Charter narrows losses; announces cloud UI test
Charter Communications’ lost 27,000 basic video customers, but with additions in broadband and voice subscribers, the company added a total of 44,000 revenue generating units.
The company said it is beginning to go all-digital in portions of California and Michigan, and expects to have most of its networks converted to all-digital by the end of 2014.
CEO Tom Rutledge said the company is currently working with ActiveVideo and Zodiac to provide cloud-based user interfaces on legacy boxes (set-tops that lack cable modems). The basic problem is that it is currently not possible to roll out a single UI to every single subscriber across an entire network because the most basic legacy boxes have neither the processing power nor the memory to handle a sophisticated new interface or the capabilities that UI provides access to. Companies like ActiveVideo are convinced that it is possible to address those boxes and do most of the processing and storage in the cloud.
Charter is definitely going to move to a cloud-based user interface (UI). The only question is how many of it subscribers will have access to it.
Comcast has proven that there are benefits, Rutledge said. Comcast recently said it’s VOD sales went up over 25 percent in areas where X1 (Comcast’s cloud UI) is available.
Rutledge said Charter will begin to field test the ActiveVideo / Zodiac UI in Fort Worth in the next few days. It will roll out with employees and then the general public.
If that cloud-based UI works as expected, Charter will do a commercial rollout later in the second quarter of next year, Rutledge said. He said indications are that it will work, but even if it doesn’t, a substantial portion of the company’s installed base of set-tops do incorporate cable modems, and are easily capable of hosting a cloud-based UI.
When asked about licensing X1, Rutledge said Comcast has built a nice application, but ultimately guides are an esthetic question, that customer expectations will change, and there’s value in being able to control that.

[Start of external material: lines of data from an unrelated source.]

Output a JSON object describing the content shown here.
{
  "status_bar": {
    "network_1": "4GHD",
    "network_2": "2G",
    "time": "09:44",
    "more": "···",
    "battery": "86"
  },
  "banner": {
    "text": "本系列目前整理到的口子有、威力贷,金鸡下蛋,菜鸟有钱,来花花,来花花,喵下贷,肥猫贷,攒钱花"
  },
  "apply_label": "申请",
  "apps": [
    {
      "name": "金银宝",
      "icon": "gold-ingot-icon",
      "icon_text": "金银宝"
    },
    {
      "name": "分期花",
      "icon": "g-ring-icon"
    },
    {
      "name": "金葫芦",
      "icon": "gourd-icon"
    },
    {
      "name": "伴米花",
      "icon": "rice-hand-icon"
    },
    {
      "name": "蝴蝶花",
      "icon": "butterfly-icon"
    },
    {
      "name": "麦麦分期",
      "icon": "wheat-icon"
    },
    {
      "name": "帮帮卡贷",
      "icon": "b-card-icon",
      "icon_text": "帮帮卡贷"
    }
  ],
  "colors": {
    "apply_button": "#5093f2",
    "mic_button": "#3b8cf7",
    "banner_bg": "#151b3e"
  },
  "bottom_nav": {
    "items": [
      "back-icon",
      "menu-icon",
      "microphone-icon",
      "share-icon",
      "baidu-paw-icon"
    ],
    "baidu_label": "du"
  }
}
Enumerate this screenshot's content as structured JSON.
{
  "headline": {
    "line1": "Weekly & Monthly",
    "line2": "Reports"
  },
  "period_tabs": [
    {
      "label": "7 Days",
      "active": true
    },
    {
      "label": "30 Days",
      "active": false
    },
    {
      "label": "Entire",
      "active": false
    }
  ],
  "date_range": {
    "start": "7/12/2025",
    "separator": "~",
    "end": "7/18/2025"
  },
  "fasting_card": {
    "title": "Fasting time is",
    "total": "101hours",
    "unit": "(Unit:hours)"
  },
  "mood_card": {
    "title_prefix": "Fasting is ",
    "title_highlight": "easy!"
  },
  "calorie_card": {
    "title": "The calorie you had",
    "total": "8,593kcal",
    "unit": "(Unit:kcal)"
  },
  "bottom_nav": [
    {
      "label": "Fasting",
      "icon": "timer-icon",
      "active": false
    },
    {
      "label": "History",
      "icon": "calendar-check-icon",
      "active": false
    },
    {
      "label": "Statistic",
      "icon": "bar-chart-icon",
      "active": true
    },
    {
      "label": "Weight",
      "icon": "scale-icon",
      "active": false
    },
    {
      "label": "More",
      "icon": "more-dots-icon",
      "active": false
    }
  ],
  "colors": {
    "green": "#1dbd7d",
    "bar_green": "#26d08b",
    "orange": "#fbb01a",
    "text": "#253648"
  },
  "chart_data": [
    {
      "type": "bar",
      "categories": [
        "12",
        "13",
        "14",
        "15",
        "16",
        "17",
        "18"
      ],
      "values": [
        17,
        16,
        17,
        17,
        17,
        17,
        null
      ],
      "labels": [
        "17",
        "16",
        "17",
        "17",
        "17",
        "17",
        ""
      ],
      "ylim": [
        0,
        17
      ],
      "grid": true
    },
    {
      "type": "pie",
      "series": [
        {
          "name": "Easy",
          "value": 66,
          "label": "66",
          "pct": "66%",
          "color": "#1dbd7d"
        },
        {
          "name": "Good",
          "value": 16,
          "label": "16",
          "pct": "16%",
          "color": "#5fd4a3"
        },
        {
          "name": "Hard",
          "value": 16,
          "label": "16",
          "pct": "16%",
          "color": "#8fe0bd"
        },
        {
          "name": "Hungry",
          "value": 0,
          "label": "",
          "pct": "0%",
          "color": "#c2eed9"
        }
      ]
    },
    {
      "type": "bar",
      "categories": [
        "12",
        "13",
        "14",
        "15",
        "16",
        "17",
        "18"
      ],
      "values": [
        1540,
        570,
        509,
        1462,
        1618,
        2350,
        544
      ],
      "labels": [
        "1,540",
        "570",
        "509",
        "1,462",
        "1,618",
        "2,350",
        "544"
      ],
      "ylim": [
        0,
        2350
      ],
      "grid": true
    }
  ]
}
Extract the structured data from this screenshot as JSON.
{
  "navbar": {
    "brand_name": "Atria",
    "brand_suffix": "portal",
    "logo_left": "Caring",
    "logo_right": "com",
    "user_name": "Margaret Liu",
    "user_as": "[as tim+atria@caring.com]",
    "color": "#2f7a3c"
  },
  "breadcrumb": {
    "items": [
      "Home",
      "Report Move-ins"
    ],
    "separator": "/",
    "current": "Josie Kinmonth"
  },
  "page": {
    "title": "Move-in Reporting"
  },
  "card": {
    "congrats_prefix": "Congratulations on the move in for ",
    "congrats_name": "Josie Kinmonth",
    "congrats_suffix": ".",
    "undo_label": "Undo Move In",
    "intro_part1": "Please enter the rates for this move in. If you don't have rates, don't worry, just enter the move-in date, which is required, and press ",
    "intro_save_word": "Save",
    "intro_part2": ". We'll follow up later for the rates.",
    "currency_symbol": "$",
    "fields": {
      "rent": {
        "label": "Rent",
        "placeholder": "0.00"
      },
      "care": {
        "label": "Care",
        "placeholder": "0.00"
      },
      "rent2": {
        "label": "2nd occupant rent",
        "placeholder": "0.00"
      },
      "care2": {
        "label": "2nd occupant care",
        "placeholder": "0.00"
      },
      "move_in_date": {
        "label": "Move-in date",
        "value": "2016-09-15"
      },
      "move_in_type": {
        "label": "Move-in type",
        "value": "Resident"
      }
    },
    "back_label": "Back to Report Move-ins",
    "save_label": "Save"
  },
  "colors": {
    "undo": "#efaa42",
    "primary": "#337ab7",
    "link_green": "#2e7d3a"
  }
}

The implication was that the company would prefer not to use someone else’s UI, but, Rutledge concluded, “Who knows what will happen?”
Rutledge said Charter is developing a TV app that will allow people to control their home TVs when away from home, that will allow users to stream to any device at any time. There are no technical constraints to where the signal can go, Rutledge said, explaining that what they can do for now will be to offer whatever they currently have rights to. As they secure more rights, the company might actually be able to sell a subscription-everywhere service, or adopt some other monetization model.
John Malone, whose Liberty Media is a key investor in Charter, has been agitating openly for industry consolidation, and he has openly discussed a possible deal with Time Warner Cable. TWC has thus far rebuffed Malone’s overtures, saying that the financials are not favorable for a merger.
Analyst Craig Moffett was complimentary about Charter’s Q3, and called TWC’s Q3 results “atrocious,” and that might argue for a deal. Responding to the question on the company’s conference call, Charter executives said they were comfortable with their own leverage ratios, growth, and cash flows.
The implication, oblique though it was, was that Charter is in a position to do a merger.
The company’s third-quarter loss narrowed, helped by contributions from an acquisition this summer and higher revenue from its cable TV business.
Revenue from the company's pay TV services rose 15 percent to $1.04 billion, while revenue from high-speed Internet subscribers jumped 23 percent to $575 million. Revenue from phone services fell 23 percent to $161 million.
Charter posted a loss of $70 million, or 68 cents per share, compared with a loss of $87 million, or 87 cents per share, in the same quarter of 2012.
Revenue rose 13 percent to $2.12 billion from $1.88 billion, with a big boost from the acquisition of Cablevision's Bresnan Broadband unit in July. Excluding the acquisition, revenue grew 5 percent.
Analysts, on average, expected profit of 8 cents per share on $2.11 billion in revenue, according to FactSet.
Dow $5.15, or 3.8 percent, to $130.62 in morning trading.
The Associated Press contributed to this report.